→ **Exercise aim**: If a line of the material holds the string "price", please copy it.
---------------
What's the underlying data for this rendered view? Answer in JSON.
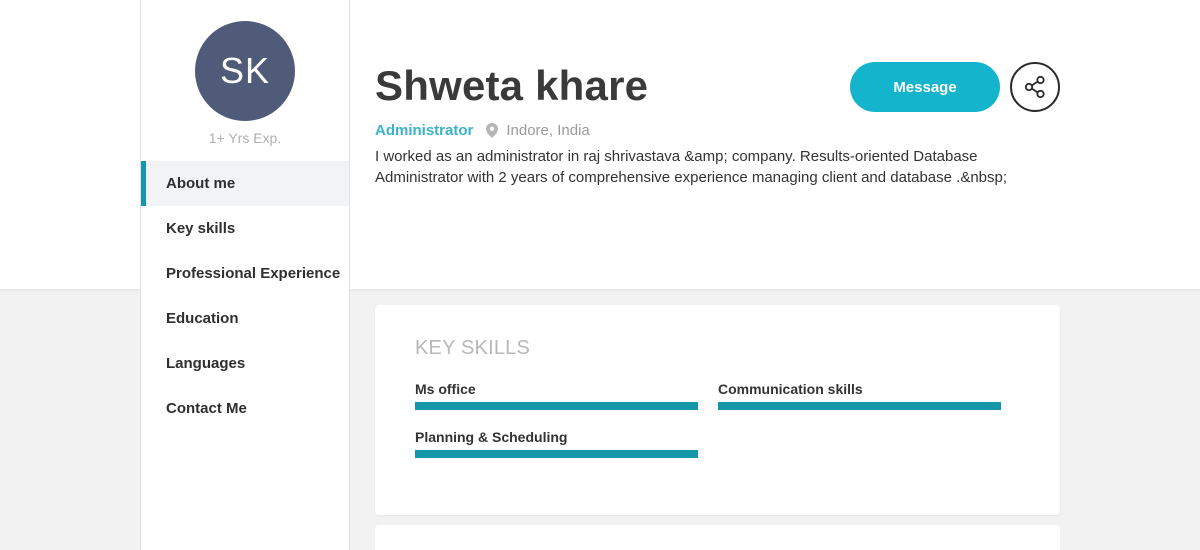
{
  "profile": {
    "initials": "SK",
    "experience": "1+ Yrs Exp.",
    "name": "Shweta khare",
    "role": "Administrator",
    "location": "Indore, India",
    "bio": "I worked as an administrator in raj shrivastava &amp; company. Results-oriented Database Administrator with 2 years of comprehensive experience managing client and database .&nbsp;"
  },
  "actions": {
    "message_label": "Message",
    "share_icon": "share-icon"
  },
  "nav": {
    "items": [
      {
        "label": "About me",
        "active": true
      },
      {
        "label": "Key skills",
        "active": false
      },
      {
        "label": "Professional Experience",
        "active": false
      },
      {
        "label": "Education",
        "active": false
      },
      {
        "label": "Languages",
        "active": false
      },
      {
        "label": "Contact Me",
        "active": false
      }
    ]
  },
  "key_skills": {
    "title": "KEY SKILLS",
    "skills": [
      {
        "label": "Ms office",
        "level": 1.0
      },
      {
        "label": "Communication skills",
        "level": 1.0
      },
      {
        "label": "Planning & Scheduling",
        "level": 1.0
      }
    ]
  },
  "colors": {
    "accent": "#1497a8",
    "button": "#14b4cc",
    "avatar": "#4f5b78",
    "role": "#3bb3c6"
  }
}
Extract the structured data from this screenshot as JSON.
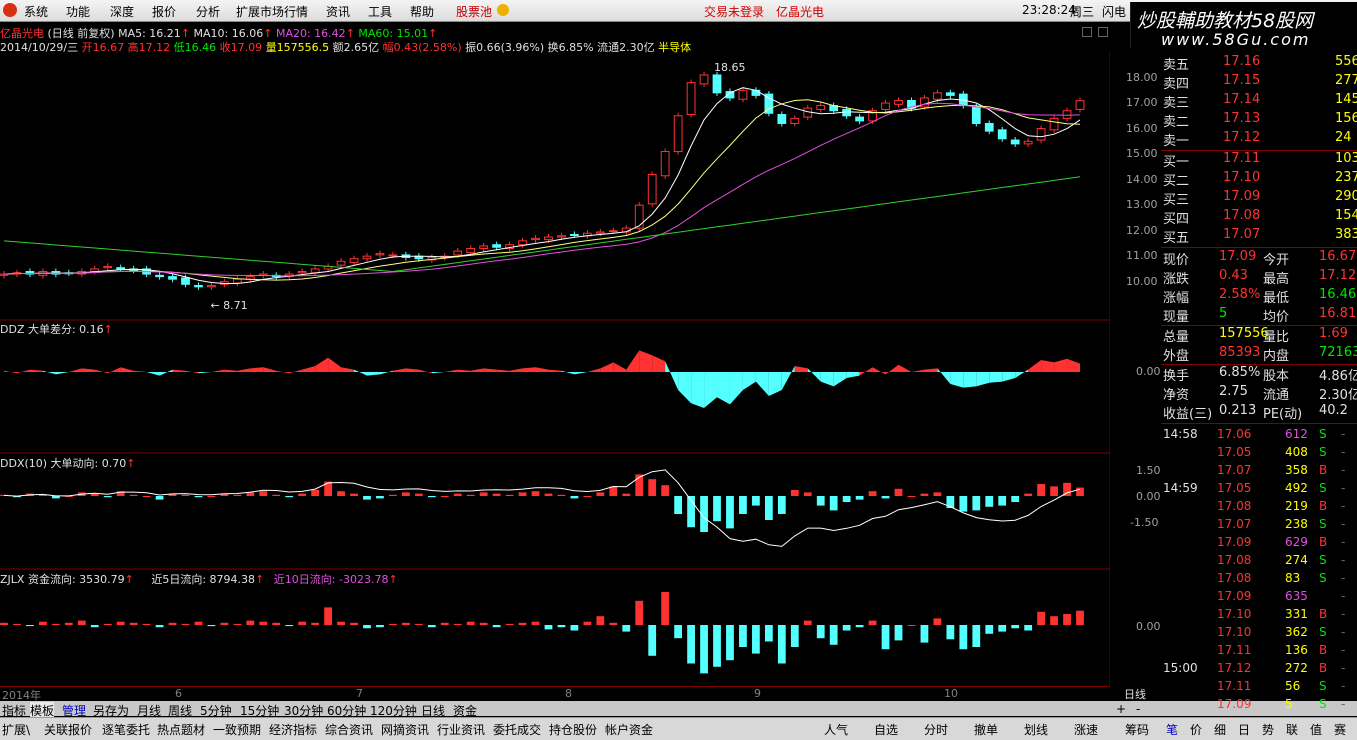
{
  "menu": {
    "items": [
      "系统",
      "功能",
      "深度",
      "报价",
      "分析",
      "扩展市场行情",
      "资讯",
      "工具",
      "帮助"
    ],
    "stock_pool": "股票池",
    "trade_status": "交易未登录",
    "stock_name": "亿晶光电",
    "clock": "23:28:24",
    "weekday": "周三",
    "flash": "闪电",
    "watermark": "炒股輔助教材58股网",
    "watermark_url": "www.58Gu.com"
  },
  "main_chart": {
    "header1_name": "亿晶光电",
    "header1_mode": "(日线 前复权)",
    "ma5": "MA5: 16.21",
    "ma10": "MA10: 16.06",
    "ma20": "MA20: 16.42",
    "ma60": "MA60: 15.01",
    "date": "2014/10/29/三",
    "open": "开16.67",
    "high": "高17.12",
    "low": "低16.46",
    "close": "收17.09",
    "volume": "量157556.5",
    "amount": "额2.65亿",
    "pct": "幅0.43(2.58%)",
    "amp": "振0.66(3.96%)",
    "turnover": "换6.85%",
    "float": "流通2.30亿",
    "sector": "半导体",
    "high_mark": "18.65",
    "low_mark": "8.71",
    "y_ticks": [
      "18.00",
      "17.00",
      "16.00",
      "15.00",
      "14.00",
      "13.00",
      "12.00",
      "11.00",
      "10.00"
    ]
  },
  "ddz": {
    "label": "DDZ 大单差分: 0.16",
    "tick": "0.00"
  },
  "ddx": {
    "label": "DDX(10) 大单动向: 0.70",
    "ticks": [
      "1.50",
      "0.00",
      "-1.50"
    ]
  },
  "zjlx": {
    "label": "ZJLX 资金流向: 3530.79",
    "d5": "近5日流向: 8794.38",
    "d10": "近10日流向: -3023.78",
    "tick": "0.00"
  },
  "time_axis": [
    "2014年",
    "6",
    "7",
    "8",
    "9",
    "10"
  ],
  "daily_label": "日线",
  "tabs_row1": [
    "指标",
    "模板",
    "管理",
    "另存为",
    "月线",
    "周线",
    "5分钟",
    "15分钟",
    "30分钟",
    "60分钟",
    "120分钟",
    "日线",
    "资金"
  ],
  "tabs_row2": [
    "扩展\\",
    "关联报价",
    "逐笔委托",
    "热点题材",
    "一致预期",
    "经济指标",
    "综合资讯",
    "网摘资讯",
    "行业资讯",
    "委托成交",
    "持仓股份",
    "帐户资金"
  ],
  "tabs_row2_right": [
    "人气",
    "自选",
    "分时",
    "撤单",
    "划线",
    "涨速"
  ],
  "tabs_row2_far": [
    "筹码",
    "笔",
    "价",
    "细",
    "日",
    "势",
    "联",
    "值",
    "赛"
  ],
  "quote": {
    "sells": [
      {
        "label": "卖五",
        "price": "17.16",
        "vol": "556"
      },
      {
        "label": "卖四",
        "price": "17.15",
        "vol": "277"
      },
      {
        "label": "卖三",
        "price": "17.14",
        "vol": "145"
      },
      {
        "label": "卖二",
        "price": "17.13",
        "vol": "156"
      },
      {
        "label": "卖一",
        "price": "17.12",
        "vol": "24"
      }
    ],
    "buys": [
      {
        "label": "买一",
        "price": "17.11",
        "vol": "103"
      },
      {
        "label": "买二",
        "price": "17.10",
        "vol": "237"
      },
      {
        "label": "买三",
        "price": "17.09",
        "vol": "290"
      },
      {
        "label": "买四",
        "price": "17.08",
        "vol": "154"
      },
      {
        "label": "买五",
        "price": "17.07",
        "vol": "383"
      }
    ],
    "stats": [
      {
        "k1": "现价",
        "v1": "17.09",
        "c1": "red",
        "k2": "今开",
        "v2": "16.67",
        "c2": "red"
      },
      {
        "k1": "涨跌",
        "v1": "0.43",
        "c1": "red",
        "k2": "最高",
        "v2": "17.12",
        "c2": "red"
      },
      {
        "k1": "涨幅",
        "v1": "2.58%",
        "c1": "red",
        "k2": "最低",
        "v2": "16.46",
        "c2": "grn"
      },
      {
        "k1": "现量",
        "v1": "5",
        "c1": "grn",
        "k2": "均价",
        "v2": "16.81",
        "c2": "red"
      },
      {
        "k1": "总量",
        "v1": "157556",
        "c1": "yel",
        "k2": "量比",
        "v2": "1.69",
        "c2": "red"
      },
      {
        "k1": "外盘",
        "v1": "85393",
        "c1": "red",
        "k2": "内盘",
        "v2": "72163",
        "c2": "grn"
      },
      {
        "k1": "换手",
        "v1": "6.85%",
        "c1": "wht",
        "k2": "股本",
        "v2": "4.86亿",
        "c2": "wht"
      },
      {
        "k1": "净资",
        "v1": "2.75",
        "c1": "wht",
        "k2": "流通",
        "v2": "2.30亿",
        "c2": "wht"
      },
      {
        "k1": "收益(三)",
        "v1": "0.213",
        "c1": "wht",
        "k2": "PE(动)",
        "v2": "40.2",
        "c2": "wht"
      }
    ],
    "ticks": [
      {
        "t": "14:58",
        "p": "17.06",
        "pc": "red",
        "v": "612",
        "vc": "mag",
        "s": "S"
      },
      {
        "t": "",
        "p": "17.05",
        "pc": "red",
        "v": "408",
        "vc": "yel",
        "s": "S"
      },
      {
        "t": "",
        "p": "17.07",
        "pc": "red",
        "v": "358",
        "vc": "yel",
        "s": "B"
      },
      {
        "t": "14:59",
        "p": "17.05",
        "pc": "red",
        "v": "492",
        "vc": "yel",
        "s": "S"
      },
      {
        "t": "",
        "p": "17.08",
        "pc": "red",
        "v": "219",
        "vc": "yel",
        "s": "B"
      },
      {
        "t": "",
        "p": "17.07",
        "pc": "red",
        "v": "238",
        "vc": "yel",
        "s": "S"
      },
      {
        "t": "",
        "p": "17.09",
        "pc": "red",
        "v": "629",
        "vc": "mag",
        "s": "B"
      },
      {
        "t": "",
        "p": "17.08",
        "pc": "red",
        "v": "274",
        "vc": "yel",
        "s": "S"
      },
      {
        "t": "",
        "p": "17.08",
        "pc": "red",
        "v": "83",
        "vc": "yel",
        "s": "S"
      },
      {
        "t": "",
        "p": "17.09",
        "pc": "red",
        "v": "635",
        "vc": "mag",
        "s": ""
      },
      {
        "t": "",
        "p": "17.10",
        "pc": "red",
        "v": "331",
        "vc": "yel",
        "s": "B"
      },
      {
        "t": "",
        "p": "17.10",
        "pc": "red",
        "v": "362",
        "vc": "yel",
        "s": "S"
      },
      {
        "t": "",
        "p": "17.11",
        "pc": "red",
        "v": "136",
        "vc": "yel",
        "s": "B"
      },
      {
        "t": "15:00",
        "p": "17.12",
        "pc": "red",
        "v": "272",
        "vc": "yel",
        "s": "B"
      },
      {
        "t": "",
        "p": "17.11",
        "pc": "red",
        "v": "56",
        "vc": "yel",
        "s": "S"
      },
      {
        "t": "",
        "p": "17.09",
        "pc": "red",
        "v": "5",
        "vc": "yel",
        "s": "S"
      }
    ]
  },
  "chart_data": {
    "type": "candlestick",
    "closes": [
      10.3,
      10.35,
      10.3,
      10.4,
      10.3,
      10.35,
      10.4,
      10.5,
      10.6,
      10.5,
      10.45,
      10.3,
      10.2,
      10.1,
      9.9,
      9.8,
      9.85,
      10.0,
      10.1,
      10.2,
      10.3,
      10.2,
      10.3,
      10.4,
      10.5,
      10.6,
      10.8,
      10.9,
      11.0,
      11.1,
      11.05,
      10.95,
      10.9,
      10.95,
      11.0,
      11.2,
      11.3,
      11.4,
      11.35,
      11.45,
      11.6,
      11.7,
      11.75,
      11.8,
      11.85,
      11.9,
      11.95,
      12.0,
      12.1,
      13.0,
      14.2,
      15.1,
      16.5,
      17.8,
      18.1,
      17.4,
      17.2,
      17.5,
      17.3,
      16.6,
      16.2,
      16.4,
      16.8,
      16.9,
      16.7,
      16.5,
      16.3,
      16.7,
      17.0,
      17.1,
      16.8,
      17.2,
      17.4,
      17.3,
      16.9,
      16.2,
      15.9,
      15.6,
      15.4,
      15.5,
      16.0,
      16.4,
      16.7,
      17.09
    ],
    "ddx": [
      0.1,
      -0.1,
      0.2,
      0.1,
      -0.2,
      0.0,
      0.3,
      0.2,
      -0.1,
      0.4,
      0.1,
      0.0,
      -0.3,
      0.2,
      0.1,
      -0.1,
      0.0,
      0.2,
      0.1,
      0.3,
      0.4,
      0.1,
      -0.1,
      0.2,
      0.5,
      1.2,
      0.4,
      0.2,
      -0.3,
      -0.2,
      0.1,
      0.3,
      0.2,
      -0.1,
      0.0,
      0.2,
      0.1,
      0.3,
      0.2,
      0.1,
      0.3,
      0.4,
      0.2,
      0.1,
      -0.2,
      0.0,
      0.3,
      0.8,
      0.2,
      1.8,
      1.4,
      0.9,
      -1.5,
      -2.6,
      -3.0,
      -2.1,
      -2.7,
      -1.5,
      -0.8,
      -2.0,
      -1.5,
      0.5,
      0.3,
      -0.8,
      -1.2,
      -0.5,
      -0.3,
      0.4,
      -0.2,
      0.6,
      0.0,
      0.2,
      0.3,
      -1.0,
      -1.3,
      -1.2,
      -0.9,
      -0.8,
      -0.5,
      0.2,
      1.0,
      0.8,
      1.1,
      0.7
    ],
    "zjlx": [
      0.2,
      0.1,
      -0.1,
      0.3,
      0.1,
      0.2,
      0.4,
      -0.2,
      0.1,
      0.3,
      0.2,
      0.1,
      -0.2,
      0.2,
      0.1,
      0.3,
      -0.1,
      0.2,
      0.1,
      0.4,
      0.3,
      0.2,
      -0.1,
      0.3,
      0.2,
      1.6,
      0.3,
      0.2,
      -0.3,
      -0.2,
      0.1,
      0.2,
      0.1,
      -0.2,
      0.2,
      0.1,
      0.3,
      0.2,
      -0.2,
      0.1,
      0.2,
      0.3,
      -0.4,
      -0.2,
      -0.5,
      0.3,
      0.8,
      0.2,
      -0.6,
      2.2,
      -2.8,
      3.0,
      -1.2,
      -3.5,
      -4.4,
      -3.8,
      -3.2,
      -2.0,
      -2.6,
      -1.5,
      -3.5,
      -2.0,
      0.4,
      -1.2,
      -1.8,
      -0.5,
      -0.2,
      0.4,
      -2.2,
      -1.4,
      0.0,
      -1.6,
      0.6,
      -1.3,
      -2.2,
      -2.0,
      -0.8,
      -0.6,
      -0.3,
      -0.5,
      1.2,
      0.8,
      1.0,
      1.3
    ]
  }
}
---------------
→ **Response to this task**:
        "price": "17.16",
        "price": "17.15",
        "price": "17.14",
        "price": "17.13",
        "price": "17.12",
        "price": "17.11",
        "price": "17.10",
        "price": "17.09",
        "price": "17.08",
        "price": "17.07",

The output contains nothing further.